The plantings, which have been carried out on a trial basis all over the country, will continue even if ministers succeed in their attempts (revealed in yesterday's Independent) to persuade biotechnology companies to agree to a voluntary three-year moratorium on full-scale commercial cultivation of the crops.

The official Advisory Committee on Releases to the Environment has given permission for some 200 sites across Britain to be planted with genetically- modified seeds. The sites have become the centre of heated controversy this summer as ecological campaigners have uprooted the crops in protest.

Ministers cannot override the decisions of the committee without severe risk of being taken to judicial review.

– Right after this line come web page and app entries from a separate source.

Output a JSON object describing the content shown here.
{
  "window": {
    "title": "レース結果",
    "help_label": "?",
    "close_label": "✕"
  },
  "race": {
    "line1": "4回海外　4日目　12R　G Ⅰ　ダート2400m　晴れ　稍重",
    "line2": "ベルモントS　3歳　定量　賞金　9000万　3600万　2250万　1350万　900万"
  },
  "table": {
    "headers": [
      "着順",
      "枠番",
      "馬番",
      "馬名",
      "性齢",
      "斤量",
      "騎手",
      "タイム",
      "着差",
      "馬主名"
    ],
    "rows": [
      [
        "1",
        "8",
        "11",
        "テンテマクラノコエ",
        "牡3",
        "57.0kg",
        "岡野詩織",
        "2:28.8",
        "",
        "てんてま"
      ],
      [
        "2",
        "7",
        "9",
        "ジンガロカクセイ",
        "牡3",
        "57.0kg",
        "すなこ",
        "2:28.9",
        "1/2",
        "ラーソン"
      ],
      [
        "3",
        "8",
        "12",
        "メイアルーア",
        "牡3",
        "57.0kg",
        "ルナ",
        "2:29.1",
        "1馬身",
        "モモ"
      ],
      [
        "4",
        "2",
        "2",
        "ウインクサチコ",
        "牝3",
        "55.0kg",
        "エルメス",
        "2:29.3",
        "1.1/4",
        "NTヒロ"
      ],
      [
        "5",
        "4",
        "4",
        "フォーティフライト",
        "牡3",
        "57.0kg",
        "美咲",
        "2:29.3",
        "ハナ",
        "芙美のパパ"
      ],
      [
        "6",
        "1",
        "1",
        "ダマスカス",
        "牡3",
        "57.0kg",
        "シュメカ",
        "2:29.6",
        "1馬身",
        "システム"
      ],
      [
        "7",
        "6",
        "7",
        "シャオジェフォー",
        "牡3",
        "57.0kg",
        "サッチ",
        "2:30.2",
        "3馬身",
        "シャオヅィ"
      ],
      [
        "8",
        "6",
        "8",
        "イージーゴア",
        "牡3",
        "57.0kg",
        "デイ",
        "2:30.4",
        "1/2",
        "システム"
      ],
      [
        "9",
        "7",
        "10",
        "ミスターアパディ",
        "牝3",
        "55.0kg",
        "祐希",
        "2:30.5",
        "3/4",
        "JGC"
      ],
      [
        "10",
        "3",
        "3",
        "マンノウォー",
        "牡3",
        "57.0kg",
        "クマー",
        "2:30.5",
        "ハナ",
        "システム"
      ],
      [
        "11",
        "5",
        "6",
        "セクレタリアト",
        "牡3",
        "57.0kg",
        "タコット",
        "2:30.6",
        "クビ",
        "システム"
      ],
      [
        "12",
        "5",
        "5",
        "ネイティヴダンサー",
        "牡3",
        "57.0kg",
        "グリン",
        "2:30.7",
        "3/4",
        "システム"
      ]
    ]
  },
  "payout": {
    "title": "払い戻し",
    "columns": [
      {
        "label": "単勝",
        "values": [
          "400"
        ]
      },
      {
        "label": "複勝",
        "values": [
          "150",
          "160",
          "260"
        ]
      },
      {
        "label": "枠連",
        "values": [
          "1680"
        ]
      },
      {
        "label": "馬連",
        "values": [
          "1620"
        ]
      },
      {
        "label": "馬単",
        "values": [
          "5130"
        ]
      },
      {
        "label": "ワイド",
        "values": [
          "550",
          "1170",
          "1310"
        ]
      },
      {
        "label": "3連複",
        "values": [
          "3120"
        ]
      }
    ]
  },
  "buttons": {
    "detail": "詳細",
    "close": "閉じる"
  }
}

Environmentalists and government sources say a majority of committee members have links to the food industry and that an application for a trial planting has never been refused. Friends of the Earth has called for the committee to be disbanded.

Julie Hill, the only environmental representative on the committee, suggested that it is "the wrong group of people doing the wrong job".

She denies that members "try to influence decisions to further their own interests", but says that they "often come to the deliberations from a background of an enthusiast for the technology".

Ministers want the committee to have more independent, sceptical members, and to widen its remit. At present it can only consider the direct effects - such as the risk that the genes may transfer to wild species - of each planting in isolation.

It is unable to look at indirect effects, such as the consequences of using the increased amounts of pesticides and the combined effects of planting many different crops in different trials.

Ministers also want to set up a "stakeholder" committee of representatives of all the interests to take a hard look at the practical advantages and disadvantages of the crops and control measures.

As reported in the Independent on Sunday, they are considering setting up a special inquiry into the ethics of developing the crops and similar new technologies.